Driving roads in the north of the state recently I was surprised by the number of wedge-tailed eagles I saw feeding on roadkill.
I’d heard that “wedgies” are often seen on roadkill but I had only seen an example of this behaviour once – and that was on the Waterworks Rd close to my home in Hobart where early one morning a pair of wedgies with a youngster in tow had settled on Bennett’s wallaby carcass.
The highways of the north were certainly providing a roadkill feast on my latest tour and I suddenly realised just how vulnerable the endangered eagles are when they settle on roads and verges, and how being killed by motor vehicles is a major factor in their demise in Tasmania.
By coincidence, after I returned home from my northern sortie there were two emails waiting for me on the very subject of eagles on roadkill.
A reader had some interesting observations about eagles “defending” roadkill on roads in Western Australia and he asked me if I had any information on such behaviour in Tasmania.
He said around the gold mining town of Leonora to the east of Perth there was an abundance of wildlife a few years back following a season of good rains. There was thus a lot of roadkill, the reader wrote. Morning travel showed that the eagles thought they “owned” this roadkill and their determination to guard it and not take flight from approaching traffic put the raptors in danger.
“Employees of either the nickel mine in Leonora or a government department were employed to ensure all roadkill was removed well to the side of the road, so removing the eagles from the path of all traffic,” said the reader, who added that he had never seen a raptor in Tasmania defending roadkill in such a way and wondered if I had experienced it.
As I said, previously I’d only seen eagles once on roadkill and the family in question seemed totally unconcerned about my presence and allowed me to get relatively close to them. A motorist on this occasion had had the good sense to pull the wallaby carcass clear of the road, into the mouth of an old quarry.
Eagles, of course, are known to be very aggressive in defence of prey they have hunted down but I suspect in Tasmania roadkill is so abundant that eagles see no need to expend energy in a fight to display ownership when there are so many carcasses on any stretch of road.
Tasmania, in fact, has the highest incidence of roadkill on the planet relative to its size and is known as the “roadkill capital of the world”.
An estimated 300,000 animals die on Tasmanian roads each year, or one animal killed every two minutes. Some researchers who study roadkill put the figure as high as half a million animals a year.
Much of the roadkill was once picked up by Tasmanian devils but with the ravages of devil facial tumour disease – which has wiped out 80 per cent of devils in some areas – there is an abundance of carcasses. Much of this is now being picked up by forest ravens, explaining a boom in the Tasmanian raven population.
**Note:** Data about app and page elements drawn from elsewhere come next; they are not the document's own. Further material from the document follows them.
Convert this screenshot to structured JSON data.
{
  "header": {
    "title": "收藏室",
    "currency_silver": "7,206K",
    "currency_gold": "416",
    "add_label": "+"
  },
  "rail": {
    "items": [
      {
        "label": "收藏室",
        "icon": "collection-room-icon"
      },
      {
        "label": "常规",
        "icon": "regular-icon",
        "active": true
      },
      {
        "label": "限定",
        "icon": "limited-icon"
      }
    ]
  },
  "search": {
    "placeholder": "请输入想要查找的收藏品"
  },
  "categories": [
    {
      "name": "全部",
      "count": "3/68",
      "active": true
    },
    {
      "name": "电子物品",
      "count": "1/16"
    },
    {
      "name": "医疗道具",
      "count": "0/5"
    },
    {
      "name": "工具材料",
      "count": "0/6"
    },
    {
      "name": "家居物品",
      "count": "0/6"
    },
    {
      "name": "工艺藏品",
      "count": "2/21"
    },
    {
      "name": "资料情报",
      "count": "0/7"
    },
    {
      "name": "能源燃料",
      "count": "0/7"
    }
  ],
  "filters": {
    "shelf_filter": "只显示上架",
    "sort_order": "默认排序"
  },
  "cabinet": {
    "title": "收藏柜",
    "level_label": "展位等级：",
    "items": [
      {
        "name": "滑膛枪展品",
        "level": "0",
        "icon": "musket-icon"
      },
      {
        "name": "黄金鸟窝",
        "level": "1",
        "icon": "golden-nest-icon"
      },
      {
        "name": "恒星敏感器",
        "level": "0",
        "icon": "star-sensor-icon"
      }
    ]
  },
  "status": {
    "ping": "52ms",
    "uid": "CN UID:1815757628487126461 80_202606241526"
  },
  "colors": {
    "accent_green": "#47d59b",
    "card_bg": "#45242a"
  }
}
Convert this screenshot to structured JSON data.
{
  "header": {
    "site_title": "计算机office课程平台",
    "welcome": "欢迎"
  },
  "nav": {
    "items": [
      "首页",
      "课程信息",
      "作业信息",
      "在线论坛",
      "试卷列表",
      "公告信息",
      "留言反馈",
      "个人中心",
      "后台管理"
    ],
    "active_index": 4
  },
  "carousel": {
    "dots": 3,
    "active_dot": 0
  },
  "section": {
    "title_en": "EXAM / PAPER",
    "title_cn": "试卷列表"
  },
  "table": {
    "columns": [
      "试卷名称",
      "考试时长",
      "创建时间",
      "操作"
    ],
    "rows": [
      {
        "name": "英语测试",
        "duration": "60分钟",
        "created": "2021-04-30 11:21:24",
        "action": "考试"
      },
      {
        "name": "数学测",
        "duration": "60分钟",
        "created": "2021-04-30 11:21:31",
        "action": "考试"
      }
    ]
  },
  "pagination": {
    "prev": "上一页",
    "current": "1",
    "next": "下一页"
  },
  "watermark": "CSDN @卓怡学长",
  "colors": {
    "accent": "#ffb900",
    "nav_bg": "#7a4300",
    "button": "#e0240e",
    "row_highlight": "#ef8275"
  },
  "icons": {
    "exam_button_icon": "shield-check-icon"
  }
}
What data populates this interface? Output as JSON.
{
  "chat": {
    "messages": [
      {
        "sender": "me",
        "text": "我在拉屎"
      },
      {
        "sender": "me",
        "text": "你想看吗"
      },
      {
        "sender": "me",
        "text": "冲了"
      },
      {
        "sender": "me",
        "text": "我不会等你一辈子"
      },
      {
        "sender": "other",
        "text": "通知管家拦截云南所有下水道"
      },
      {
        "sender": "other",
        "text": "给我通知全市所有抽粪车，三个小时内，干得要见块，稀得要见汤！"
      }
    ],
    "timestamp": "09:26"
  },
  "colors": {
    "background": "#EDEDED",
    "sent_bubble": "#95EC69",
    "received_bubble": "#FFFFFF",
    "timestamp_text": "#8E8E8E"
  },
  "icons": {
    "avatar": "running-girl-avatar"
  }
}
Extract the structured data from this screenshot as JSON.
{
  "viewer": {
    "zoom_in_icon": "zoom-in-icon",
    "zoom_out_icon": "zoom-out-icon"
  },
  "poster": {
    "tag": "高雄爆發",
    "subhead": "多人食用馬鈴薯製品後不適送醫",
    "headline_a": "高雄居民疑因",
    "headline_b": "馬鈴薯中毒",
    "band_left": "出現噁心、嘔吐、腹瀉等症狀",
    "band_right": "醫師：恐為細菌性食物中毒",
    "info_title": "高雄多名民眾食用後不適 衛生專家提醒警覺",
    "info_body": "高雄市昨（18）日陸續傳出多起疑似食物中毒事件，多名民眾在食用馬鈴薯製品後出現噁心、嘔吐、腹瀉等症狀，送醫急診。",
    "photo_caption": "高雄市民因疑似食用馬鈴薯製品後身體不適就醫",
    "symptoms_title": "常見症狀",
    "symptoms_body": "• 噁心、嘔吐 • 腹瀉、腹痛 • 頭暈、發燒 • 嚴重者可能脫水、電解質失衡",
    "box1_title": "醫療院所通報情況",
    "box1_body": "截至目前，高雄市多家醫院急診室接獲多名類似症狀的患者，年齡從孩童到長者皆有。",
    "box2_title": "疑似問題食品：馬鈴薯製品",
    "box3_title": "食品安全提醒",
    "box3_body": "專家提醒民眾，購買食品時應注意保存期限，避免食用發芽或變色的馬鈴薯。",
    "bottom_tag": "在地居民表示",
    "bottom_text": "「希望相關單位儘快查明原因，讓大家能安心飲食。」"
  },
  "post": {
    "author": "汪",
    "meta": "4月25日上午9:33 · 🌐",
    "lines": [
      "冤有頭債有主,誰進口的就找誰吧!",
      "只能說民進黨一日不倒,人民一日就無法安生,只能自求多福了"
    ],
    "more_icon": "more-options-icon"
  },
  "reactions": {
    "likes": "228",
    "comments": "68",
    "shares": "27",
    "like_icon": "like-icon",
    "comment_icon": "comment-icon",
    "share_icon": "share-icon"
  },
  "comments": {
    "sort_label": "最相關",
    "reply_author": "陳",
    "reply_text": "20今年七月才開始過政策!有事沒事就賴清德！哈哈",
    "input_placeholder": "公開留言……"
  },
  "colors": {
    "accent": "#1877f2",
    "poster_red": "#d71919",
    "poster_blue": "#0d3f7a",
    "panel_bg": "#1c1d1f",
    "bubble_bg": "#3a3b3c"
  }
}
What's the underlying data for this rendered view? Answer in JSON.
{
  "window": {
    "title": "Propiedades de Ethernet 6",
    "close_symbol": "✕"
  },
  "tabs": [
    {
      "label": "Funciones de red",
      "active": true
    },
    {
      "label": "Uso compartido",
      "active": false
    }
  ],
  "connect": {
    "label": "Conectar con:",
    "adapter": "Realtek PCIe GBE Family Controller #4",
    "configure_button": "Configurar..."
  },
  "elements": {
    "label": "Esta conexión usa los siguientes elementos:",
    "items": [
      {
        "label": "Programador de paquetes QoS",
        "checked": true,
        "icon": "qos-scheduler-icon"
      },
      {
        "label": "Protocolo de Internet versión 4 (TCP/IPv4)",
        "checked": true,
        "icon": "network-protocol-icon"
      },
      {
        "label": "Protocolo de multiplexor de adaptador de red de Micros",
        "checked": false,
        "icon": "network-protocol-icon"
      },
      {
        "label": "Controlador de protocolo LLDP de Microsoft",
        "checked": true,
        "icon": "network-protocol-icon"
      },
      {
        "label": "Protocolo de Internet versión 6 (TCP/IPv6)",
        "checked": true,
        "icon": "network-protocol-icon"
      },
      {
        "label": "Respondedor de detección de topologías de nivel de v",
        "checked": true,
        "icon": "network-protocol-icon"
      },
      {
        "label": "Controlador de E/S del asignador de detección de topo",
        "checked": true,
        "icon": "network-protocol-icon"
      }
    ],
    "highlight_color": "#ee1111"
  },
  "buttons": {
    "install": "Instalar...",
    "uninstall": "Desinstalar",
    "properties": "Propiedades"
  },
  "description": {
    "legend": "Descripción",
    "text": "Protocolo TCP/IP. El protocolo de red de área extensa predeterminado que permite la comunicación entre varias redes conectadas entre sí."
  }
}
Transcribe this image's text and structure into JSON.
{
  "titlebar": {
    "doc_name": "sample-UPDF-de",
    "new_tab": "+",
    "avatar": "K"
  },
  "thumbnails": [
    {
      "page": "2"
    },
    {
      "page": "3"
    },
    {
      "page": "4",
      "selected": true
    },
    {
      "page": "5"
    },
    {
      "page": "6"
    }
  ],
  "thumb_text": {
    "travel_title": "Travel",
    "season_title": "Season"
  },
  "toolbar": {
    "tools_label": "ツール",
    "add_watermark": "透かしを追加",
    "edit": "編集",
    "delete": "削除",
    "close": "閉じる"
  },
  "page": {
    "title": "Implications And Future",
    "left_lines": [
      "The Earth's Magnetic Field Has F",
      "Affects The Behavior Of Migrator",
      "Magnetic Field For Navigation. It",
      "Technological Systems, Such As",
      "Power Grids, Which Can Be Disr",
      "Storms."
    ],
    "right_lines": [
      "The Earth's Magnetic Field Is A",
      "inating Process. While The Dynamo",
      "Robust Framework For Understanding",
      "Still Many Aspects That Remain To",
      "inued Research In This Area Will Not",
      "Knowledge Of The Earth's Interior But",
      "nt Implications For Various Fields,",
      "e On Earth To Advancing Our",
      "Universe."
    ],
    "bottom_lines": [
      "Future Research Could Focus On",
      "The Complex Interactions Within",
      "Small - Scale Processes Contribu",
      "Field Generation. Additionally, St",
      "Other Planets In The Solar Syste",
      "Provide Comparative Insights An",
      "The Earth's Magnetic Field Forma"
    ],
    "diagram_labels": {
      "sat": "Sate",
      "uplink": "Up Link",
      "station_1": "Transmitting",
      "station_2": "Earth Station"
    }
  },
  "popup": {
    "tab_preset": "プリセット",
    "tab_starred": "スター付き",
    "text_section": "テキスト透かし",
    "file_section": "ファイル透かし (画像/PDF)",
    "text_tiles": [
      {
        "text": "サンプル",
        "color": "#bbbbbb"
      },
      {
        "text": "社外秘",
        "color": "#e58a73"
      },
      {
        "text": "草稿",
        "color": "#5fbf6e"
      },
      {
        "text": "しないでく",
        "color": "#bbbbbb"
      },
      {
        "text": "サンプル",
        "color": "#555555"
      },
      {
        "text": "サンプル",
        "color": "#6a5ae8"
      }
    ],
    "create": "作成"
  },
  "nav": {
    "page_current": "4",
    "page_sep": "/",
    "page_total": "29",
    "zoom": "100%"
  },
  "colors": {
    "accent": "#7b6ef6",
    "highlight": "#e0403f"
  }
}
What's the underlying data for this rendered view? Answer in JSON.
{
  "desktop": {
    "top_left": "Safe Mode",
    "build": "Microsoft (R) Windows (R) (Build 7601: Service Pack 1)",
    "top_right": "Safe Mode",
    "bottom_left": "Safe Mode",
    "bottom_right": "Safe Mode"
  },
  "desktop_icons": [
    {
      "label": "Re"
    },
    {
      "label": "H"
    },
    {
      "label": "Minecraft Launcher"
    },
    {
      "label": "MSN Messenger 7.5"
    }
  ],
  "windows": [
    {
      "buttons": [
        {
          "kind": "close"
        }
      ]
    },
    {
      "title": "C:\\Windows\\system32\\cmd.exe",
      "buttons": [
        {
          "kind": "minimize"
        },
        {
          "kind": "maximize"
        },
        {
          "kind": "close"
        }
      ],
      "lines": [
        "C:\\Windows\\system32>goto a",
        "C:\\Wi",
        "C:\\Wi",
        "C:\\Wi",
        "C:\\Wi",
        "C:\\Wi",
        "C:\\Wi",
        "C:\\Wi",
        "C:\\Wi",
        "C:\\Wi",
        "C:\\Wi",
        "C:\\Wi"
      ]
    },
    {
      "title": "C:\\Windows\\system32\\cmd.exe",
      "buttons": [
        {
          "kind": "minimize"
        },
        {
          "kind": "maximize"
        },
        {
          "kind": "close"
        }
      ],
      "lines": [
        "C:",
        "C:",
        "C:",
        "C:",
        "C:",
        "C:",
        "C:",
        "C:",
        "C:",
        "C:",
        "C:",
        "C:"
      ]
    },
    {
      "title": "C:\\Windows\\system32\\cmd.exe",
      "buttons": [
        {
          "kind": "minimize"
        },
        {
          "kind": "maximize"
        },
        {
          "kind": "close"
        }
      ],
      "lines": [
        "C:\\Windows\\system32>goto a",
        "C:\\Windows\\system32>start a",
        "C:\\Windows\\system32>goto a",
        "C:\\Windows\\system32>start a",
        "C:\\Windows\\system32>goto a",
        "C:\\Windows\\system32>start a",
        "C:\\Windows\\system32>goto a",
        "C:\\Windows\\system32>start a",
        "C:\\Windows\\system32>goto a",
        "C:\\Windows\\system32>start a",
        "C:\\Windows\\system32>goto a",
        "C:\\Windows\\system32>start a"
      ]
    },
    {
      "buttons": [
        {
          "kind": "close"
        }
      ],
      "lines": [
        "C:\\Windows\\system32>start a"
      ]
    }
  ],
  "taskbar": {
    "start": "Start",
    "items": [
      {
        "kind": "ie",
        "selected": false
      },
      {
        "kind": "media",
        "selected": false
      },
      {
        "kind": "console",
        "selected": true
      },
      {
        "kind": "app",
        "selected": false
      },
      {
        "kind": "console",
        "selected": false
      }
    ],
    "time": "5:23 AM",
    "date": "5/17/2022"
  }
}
The second email concerning eagles had a picture attached to it, showing a road sign on the Bass Highway near Smithton which warns motorists they are approaching an eagle blackspot. It’s the only eagle sign I know of in Tasmania but I am told they are becoming far more common inWestern Australia.
And earlier this year Craig Webb of the Raptor and Wildlife Refuge of Tasmania at Kettering gave me a bumper sticker, also from Western Australia, to attach to my vehicle. The sticker, produced by the Pilbara Wildlife Carers Association, reads: “Toot your horn for wedge-tailed eagles.”